    "AAA's tests reveal that there is no benefit to using premium gasoline in a vehicle that requires regular fuel," said Megan McKernan, manager of the Automobile Club of Southern California's Automotive Research Center. "Premium gasoline is specifically formulated to be compatible with specific types of engine designs and most vehicles cannot take advantage of the higher octane rating."

    The Auto Club tested a variety of vehicles with different types of engines, comparing their performance when fueled with regular and premium gasoline in varying driving conditions. The vehicles were tested on measures including horsepower, fuel economy and tailpipe emission, and investigators found "no significant increases in any tested category.

    John Nielsen, AAA's managing director of Automotive Engineering and Repair, said many drivers assume that "premium" gasoline is somehow better for their vehicle.

    "When it comes to gasoline, 'premium' does not mean 'better' if your vehicle doesn't require it," he said. "Drivers looking to upgrade to a higher quality fuel for their vehicle should save their money and select a 'Top Tier' gasoline, not a higher-octane one."

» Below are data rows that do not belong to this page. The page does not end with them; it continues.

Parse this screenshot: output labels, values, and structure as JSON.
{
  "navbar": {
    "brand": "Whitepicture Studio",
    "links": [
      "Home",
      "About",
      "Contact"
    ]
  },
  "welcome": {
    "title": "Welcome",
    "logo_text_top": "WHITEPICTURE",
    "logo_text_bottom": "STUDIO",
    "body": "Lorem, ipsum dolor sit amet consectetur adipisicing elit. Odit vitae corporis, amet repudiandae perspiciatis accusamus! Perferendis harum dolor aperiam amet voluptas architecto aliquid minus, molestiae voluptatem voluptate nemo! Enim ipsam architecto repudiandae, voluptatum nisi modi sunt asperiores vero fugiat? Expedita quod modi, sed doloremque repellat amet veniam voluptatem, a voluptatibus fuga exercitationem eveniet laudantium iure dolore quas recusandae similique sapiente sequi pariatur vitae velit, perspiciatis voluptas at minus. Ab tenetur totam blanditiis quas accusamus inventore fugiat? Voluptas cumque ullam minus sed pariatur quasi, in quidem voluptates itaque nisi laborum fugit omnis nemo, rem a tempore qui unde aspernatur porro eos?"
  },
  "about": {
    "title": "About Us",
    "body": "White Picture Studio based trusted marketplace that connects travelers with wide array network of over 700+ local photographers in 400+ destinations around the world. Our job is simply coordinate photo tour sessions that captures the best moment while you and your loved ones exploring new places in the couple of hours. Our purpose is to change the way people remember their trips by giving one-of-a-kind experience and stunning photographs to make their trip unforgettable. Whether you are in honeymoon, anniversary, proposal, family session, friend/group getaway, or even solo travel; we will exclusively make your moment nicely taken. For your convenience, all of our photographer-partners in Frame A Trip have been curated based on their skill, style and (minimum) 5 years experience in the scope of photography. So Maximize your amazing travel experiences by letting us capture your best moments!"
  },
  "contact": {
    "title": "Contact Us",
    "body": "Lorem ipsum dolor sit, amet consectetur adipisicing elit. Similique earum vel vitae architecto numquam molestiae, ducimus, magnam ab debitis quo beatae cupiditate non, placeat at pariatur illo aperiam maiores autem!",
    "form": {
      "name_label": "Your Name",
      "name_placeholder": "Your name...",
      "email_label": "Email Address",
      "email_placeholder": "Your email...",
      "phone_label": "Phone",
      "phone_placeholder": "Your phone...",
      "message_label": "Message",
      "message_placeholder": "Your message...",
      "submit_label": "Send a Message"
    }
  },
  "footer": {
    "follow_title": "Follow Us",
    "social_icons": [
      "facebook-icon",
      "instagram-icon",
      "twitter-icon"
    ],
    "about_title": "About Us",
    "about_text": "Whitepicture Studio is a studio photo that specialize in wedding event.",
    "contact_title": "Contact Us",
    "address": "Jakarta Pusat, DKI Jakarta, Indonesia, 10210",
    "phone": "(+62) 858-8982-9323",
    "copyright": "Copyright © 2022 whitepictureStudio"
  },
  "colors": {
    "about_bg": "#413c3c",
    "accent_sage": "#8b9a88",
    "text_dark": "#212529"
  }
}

    According to the study, 70 percent of U.S. drivers own vehicles that require regular gasoline, 16 percent have vehicles that require premium fuel, and 14 percent require mid-grade gas or use alternative energy. In the last year, 16.5 million drivers needlessly used premium-grade gasoline in their vehicle at least once, and on average, those drivers did so at least once a month.